Great Britain can get a new “Falklands conflict” under its side, if it will not agree with the European Union on the fisheries.
This is his response to London’s intention to send warships to protect its waters from the ships of the EU countries. The politician noted that this talk would amuse someone’s ego, but would not help to solve the problem. Instead, Cuvillier stressed, British ships could help rescue migrants. “People are dying out there,” the head of town reminded him.
Problems with fishermen’s access to British waters have been a key issue in the negotiations. The agreement needs to be in place by Jan. 1, 2021, but Brexit will likely take place without it.
In October, Belgian politicians even tried to use the indefinite permit issued by King Charles II in 1666 as an argument. The consequences of such an idea are unknown.
Analysts expect a possible deal breakdown to hit Britain even harder than the coronavirus crisis, but London remains adamant. The country wants to use four Royal Navy patrol ships to control its waters. They will have the right to stop EU ships and confiscate the catch. A navy source pointed out that they would not shoot at the fishing vessels, but could take them to port.

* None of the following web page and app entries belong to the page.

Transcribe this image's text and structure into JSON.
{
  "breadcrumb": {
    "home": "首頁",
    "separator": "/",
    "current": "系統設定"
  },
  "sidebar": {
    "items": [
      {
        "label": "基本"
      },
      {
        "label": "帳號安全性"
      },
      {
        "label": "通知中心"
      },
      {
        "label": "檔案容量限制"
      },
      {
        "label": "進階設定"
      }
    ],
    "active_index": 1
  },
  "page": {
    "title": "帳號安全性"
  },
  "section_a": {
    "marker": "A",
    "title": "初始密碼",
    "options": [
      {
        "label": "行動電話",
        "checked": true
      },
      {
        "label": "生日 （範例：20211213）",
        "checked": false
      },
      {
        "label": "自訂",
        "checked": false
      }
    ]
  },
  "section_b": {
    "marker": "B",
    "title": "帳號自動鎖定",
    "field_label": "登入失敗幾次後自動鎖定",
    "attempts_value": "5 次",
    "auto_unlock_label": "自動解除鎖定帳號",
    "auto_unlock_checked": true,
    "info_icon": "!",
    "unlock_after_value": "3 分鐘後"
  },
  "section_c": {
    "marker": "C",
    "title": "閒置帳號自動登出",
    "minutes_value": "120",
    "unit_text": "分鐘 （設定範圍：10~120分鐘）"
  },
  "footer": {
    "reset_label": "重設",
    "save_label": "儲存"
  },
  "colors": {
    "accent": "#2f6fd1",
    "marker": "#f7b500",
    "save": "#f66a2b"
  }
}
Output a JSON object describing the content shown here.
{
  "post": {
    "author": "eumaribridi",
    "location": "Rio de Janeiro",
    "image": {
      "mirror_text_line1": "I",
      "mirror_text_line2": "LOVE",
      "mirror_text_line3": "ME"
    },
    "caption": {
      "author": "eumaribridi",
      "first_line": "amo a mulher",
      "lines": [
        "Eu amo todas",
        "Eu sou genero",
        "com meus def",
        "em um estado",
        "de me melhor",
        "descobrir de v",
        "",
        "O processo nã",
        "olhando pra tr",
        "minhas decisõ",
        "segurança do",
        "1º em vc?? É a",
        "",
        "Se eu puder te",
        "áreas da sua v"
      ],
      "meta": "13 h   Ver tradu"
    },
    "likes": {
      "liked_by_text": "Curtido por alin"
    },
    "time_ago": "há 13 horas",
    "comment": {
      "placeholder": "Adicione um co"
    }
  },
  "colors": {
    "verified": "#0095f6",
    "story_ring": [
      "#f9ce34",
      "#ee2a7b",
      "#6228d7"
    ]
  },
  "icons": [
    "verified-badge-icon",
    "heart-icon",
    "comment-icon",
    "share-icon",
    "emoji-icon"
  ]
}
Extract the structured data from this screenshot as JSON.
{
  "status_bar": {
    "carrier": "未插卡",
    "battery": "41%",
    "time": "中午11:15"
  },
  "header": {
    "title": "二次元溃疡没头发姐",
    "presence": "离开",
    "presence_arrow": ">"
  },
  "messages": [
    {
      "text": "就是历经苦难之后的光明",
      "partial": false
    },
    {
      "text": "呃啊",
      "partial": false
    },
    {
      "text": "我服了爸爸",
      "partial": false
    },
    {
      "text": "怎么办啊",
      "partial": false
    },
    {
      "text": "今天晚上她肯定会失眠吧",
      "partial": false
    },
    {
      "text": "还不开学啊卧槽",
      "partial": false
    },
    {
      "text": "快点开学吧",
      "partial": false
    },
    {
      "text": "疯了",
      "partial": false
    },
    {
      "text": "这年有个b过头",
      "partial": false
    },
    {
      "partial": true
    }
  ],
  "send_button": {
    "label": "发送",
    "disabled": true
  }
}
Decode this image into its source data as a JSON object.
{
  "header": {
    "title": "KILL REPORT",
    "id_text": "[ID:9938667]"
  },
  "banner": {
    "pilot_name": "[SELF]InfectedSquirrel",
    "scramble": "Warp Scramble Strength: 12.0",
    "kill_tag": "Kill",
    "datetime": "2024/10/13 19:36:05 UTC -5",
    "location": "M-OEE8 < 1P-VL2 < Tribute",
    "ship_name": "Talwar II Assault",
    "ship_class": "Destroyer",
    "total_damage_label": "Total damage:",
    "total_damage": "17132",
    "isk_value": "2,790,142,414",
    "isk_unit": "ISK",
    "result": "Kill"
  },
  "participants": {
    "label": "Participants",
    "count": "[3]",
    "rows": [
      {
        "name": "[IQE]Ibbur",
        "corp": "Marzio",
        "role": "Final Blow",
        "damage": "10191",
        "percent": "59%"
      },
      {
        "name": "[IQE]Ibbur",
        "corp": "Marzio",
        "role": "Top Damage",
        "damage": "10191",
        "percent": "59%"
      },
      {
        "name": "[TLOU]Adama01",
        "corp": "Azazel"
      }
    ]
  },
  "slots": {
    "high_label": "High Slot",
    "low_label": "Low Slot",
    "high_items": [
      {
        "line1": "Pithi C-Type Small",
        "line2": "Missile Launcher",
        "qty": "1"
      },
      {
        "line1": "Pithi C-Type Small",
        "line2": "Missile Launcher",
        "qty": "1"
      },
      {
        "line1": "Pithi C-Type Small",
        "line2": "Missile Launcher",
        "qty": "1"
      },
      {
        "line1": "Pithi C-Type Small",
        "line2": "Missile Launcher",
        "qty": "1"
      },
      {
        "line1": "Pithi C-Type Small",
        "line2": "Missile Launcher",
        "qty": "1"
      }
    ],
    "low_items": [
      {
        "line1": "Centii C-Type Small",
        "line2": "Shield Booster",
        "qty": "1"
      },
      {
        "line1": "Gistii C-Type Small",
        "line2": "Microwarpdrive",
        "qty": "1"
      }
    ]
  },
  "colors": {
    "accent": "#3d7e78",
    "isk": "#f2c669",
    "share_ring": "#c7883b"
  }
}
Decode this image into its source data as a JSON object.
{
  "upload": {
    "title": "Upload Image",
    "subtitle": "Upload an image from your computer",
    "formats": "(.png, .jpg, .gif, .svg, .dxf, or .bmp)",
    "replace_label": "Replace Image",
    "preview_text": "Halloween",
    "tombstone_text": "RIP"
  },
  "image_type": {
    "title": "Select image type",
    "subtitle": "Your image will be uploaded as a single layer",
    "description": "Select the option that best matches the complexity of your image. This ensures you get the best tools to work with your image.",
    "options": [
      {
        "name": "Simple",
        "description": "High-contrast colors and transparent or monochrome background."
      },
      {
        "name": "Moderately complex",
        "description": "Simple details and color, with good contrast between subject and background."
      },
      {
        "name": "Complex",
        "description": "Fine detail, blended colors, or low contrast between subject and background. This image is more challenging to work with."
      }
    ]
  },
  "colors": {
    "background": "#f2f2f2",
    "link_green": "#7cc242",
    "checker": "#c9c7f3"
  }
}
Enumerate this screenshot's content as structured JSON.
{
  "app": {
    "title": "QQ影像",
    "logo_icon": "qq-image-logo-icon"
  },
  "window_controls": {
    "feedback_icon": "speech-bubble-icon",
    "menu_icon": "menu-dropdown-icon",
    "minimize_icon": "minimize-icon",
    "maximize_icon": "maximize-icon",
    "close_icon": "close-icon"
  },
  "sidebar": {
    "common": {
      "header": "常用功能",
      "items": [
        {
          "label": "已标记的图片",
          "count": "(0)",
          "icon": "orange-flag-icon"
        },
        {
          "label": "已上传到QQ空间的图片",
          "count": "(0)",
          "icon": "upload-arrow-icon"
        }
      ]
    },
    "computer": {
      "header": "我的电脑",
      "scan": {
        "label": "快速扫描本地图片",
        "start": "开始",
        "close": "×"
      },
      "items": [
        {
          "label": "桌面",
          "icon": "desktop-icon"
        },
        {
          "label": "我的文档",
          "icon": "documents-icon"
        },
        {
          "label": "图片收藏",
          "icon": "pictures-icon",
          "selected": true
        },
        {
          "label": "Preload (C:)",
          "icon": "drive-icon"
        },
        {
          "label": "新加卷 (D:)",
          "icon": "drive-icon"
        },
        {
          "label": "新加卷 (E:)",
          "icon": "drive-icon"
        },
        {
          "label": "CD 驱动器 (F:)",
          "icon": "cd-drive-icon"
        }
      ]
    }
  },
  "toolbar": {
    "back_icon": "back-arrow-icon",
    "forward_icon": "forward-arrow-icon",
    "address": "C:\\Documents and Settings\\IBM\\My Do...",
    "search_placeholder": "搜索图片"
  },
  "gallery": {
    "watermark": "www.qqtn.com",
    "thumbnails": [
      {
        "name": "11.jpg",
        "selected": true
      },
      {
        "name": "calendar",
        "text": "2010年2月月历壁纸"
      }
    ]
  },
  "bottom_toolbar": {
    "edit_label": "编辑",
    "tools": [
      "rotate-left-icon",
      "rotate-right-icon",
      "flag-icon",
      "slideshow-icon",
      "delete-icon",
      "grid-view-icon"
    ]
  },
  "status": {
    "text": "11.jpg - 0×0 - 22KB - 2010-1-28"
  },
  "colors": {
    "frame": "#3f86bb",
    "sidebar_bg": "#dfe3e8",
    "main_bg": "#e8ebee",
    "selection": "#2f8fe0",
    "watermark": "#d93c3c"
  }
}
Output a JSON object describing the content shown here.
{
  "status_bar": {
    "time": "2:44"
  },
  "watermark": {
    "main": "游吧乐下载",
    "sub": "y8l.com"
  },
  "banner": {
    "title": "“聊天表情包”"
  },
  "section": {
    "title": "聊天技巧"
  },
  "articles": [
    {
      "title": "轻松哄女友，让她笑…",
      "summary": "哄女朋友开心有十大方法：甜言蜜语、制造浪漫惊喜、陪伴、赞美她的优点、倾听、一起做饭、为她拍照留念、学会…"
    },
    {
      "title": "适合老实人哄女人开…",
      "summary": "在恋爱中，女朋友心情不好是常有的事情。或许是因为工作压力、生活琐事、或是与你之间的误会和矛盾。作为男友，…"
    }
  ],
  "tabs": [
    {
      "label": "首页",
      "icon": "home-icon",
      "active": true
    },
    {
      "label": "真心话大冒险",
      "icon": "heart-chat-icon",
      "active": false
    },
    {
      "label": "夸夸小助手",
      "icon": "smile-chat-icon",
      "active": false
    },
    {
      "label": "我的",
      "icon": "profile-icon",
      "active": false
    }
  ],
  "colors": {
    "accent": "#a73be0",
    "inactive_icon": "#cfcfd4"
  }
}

The conflict over the Falkland Islands (Malvinas) between Britain and Argentina lasted from April to June 1982. A total of nearly a thousand lives were lost on both sides. The countries restored diplomatic relations only in 1989, but Buenos Aires still considers the islands as its territory.